This is when my process changed to what it is today. I started to revise as I wrote, something I hadn’t really done before. I’d start each day by reading the chapter I’d written the previous day and made whatever corrections and changes the story needed. This has vastly improved the quality of my writing, especially when I read aloud. I also started revising again after completing every ten chapters, just to make sure all the changes were consistent throughout the story. Pantsers will always have changes between drafts since the story leads us, so it’s super important to make sure everything you were supposed to change has been changed.
The next edit went MUCH better than the first. My story was stronger, but I learned that I have a problem with under-writing.

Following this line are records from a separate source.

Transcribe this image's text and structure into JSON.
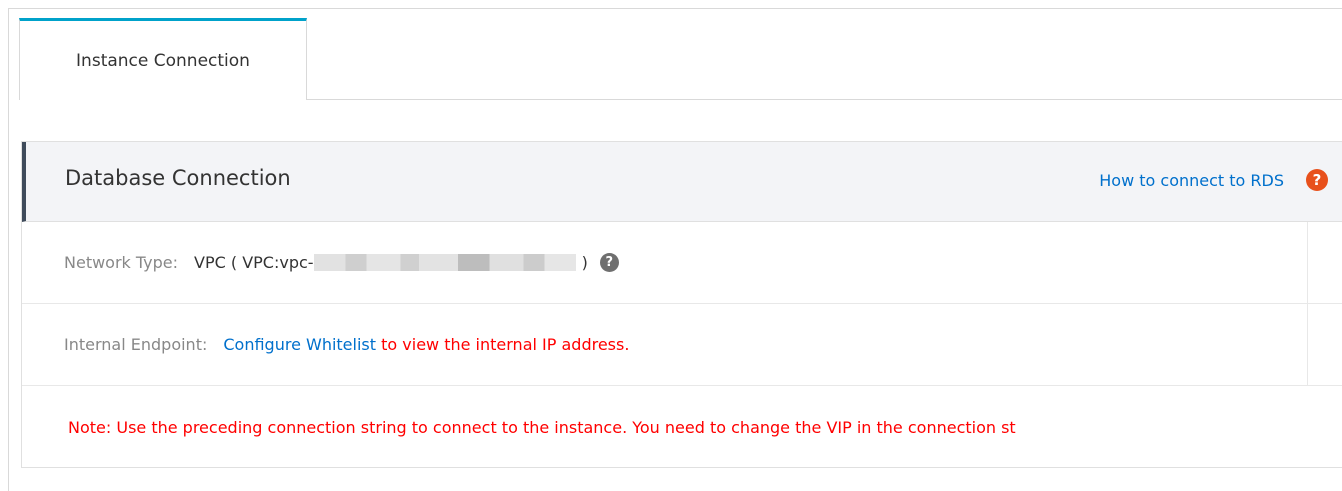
{
  "tabs": [
    {
      "label": "Instance Connection",
      "active": true
    }
  ],
  "section": {
    "title": "Database Connection",
    "help_link": "How to connect to RDS",
    "help_icon": "question-circle-icon"
  },
  "network": {
    "label": "Network Type:",
    "value_prefix": "VPC  ( VPC:vpc-",
    "value_suffix": ")",
    "info_icon": "question-circle-icon"
  },
  "endpoint": {
    "label": "Internal Endpoint:",
    "link_configure": "Configure",
    "link_whitelist": "Whitelist",
    "suffix": "to view the internal IP address."
  },
  "note": "Note: Use the preceding connection string to connect to the instance. You need to change the VIP in the connection st",
  "colors": {
    "accent": "#00a2ca",
    "link": "#0070cc",
    "warning": "#ff0000",
    "help_badge": "#e8501b"
  }
}
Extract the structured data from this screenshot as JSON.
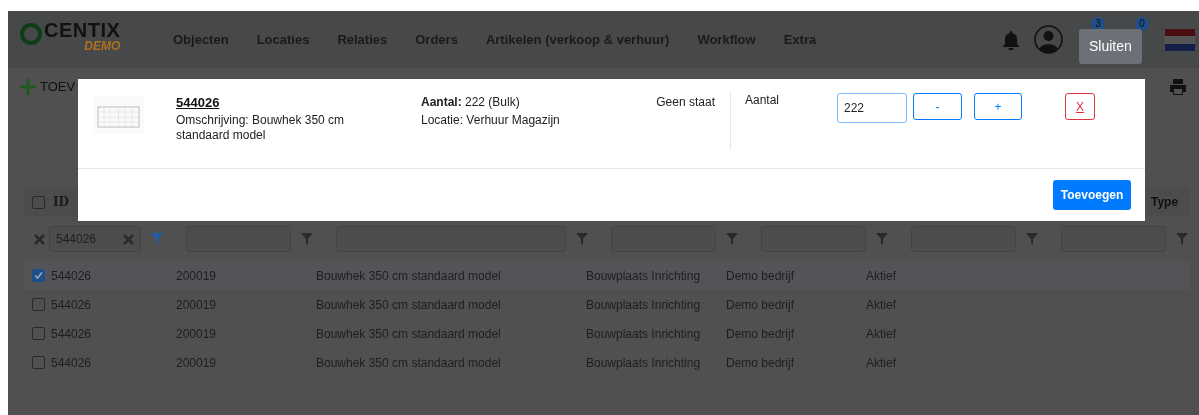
{
  "logo": {
    "name": "CENTIX",
    "sub": "DEMO"
  },
  "menu": [
    "Objecten",
    "Locaties",
    "Relaties",
    "Orders",
    "Artikelen (verkoop & verhuur)",
    "Workflow",
    "Extra"
  ],
  "badges": [
    "3",
    "0"
  ],
  "tooltip": "Sluiten",
  "toolbar": {
    "add_label": "TOEV"
  },
  "table": {
    "select_all": false,
    "id_label": "ID",
    "type_label": "Type",
    "filters": [
      {
        "value": "544026",
        "active": true
      },
      {
        "active": false
      },
      {
        "active": false
      },
      {
        "active": false
      },
      {
        "active": false
      },
      {
        "active": false
      },
      {
        "active": false
      }
    ],
    "rows": [
      {
        "selected": true,
        "cells": [
          "544026",
          "200019",
          "Bouwhek 350 cm standaard model",
          "Bouwplaats Inrichting",
          "Demo bedrijf",
          "Aktief"
        ]
      },
      {
        "selected": false,
        "cells": [
          "544026",
          "200019",
          "Bouwhek 350 cm standaard model",
          "Bouwplaats Inrichting",
          "Demo bedrijf",
          "Aktief"
        ]
      },
      {
        "selected": false,
        "cells": [
          "544026",
          "200019",
          "Bouwhek 350 cm standaard model",
          "Bouwplaats Inrichting",
          "Demo bedrijf",
          "Aktief"
        ]
      },
      {
        "selected": false,
        "cells": [
          "544026",
          "200019",
          "Bouwhek 350 cm standaard model",
          "Bouwplaats Inrichting",
          "Demo bedrijf",
          "Aktief"
        ]
      }
    ]
  },
  "modal": {
    "code": "544026",
    "description": "Omschrijving: Bouwhek 350 cm standaard model",
    "quantity": "**Aantal:** 222 (Bulk)",
    "location": "Locatie: Verhuur Magazijn",
    "state": "Geen staat",
    "amount_label": "Aantal",
    "amount_value": "222",
    "minus": "-",
    "plus": "+",
    "remove": "X",
    "submit": "Toevoegen"
  }
}
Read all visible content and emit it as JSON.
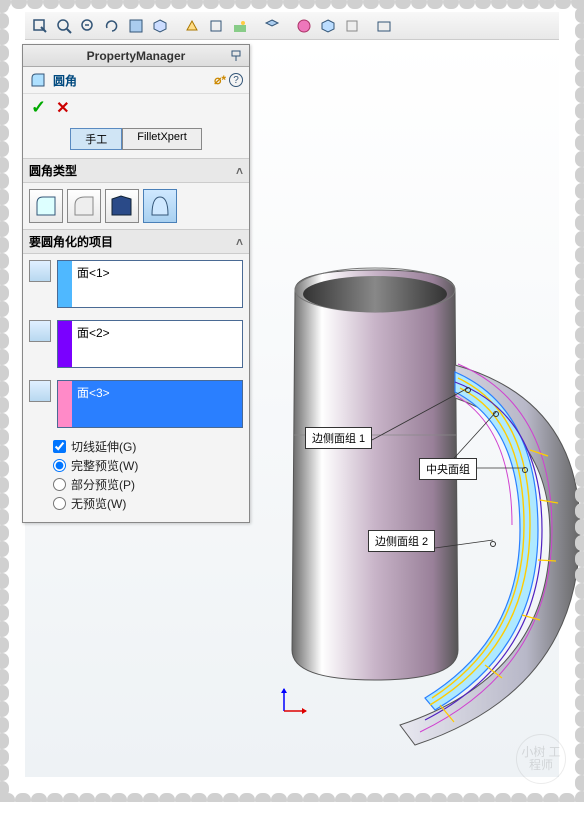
{
  "pm": {
    "title": "PropertyManager"
  },
  "cmd": {
    "name": "圆角"
  },
  "tabs": {
    "manual": "手工",
    "fx": "FilletXpert"
  },
  "section": {
    "type": "圆角类型",
    "items": "要圆角化的项目"
  },
  "faces": {
    "f1": "面<1>",
    "f2": "面<2>",
    "f3": "面<3>"
  },
  "opts": {
    "tangent": "切线延伸(G)",
    "full": "完整预览(W)",
    "partial": "部分预览(P)",
    "none": "无预览(W)"
  },
  "callouts": {
    "side1": "边侧面组 1",
    "center": "中央面组",
    "side2": "边侧面组 2"
  },
  "watermark": "小树\n工程师"
}
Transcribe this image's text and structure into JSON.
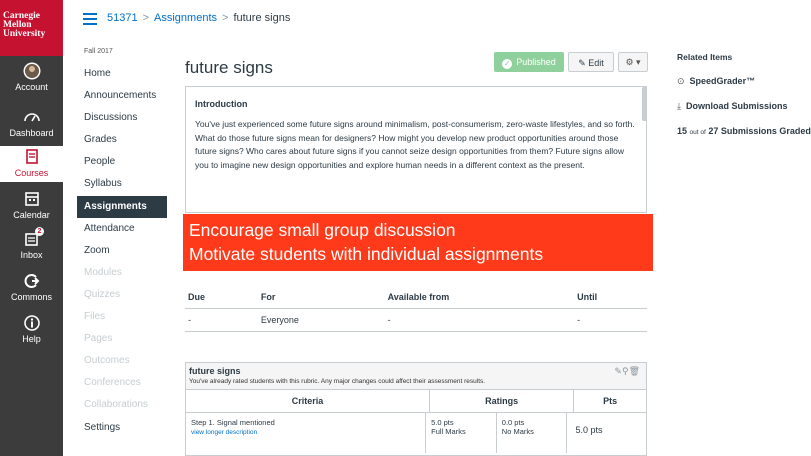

I tend to tell the reader something important happened, instead of showing it to them, all in the name of saving words. After the second round of edits, Nerine encouraged me to ignore word totals and add some scenes.
So, draft three. I added an army of words and sent the manuscript to another editor, Cat Hellisen, who gave me so much constructive feedback that I squeed for days. The same problem reared its head again, though – under-writing.
This brings me to now, again fleshing out scenes and showing stuff I glossed over before. However, the writing is much smoother this time, since the storyline has already been established and the plotholes have been plugged. The fourth draft is almost complete and is the strongest TPA has ever been (I’ll let you know if the editor lady agrees).
My kind of writing will result in many drafts and more rounds of edits than most books that were better planned. I also require a team of good beta readers, who help me refine the story draft-by-draft. This way of doing it isn’t ideal, since it involves many rewrites, is time-consuming and the betas read the same story more than once, but it’s what works for me.
My betas (read superheroes) have also become my brainstorming partners and confidants, often saying something that sparks a plot-saving idea. Looking at the story through their eyes has taught me loads about writing. More than that, though, they’ve grown with me. As I learned more about the craft, they learned which things they need to look out for and pick up more mistakes than they did at the start.
The books following TPA will probably be easier to write, because the story’s foundation is stronger, but I’ll update you on this. 🙂
Editing as I write helps me, but many other writers don’t read what they’ve written before they finish the story. And you know what, that’s OK. As long as we’re all putting out our best possible work, it doesn’t matter HOW the story was written.
So if you have a story that needs telling, get your butt in a chair and start writing. Your way.
Have a good one,